dussi-res

S.Belli, S.Dussi, M.Dijkstra, R.van Roij – “Density functional theory for chiral nematic liquid crystals” – Phys. Rev. E 90, 020503(R) (2014)

S.Dussi, S.Belli, R.van Roij, M.Dijkstra – “Cholesterics of colloidal helices: Predicting the macroscopic pitch from the particle shape and thermodynamic state” – J. Chem. Phys. 142, 074905 (2015)

 

Entropy-driven phase transitions in colloidal suspensions

Hard spheres serve as indispensable model system in condensed-matter studies. It is well established that hard spheres in bulk crystallize into a face-centered-cubic (FCC) crystal. However, we show, both by real-space measurements on nano- and micron-sized colloids and via computer simulations, that when a large number (tens of thousands) of hard spheres are spherically confined they do not self-assemble into the stable bulk crystalline phase but rather they form icosahedral clusters. These structures closely resemble the Mackay icosahedral clusters formed by attractive particles. However, as we confirm via computer simulations, the presented clusters form even in the absence of any attractions and are entropically favored over the face-centered-cubic (FCC) crystal structure that is stable in the bulk. In conclusion, our study shows that entropy and spherical confinement suffice to form large clusters with icosahedral symmetry and this sheds new light on this peculiar symmetry that is also readily found in many other systems, e.g. liquids and glasses, but only locally.

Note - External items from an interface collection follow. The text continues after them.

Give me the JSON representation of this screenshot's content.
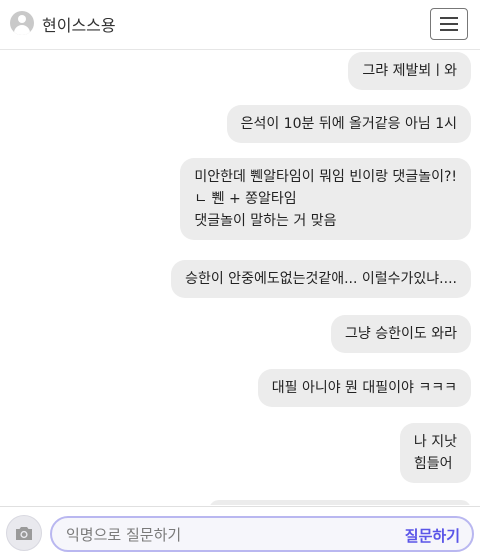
{
  "header": {
    "username": "현이스스용",
    "avatar_icon": "person-icon",
    "menu_icon": "hamburger-menu-icon"
  },
  "messages": [
    {
      "text": "그랴 제발뵈ㅣ와"
    },
    {
      "text": "은석이 10분 뒤에 올거같응 아님 1시"
    },
    {
      "text": "미안한데 쀈알타임이 뭐임 빈이랑 댓글놀이?!\nㄴ 쀈 + 쫑알타임\n댓글놀이 말하는 거 맞음"
    },
    {
      "text": "승한이 안중에도없는것같애... 이럴수가있냐...."
    },
    {
      "text": "그냥 승한이도 와라"
    },
    {
      "text": "대필 아니야 뭔 대필이야 ㅋㅋㅋ"
    },
    {
      "text": "나 지낫\n힘들어"
    },
    {
      "text": ""
    }
  ],
  "composer": {
    "camera_icon": "camera-icon",
    "placeholder": "익명으로 질문하기",
    "send_label": "질문하기"
  },
  "colors": {
    "bubble": "#ececec",
    "accent": "#5a55e8",
    "input_border": "#b9b7f0"
  }
}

B.de Nijs*, S.Dussi*, F. Smallenburg, J. Meeldijk, D. Groenendijk, L.Filion, A.Ihmof, A.van Blaaderen, M.Dijkstra – “Entropy-driven formation of large icosahedral colloidal clusters by spherical confinement” – Nature Materials 14, 56 (2015)

In collaboration with experimentalists in our group, we study the phase behavior of mixture of colloidal (hard) rods and spheres.

In collaboration with M. Marechal (Germany) we study the phase behavior of hard polyhedral colloids forming liquid crystals.

Dipolar fluids

We investigate the phase behavior of charged soft dumbbells, particles composed of two soft but oppositely charged sites, using state-of-art computer simulations techniques. For elongated dumbbells we recover the expected gas-liquid phase separation. However, reducing the elongation the gas-liquid critical point disappears from the accessible region of temperature and density. Correspondingly, the self-assembly of particles in ring structures becomes dominant with respect to the formation of chain-like structures. Our results provide new insights on the competition between self-assembly and phase separation and contribute to the long-standing dilemma about the putative gas-liquid criticality in dipolar fluids.

S.Dussi, L.Rovigatti, F.Sciortino – “On the gas-liquid phase separation and the self-assembly of charged soft dumbbells” – Mol. Phys. 111, 3608 (2013)

Education

– PhD student in the Soft Condensed Matter group at Utrecht University (July 2012-current)

Supervisor: M.Dijkstra

– Master Degree in Physics at “La Sapienza” University of Rome (March 2012)

Thesis: “Competition between phase separation and self-assembly: numerical study of charged soft dumbbells” – Supervisor F. Sciortino

– Bachelor Degree in Physics at “La Sapienza” University of Rome (September 2009)

Thesis: “Electron diffraction from a surface” – Supervisor: M.G. Betti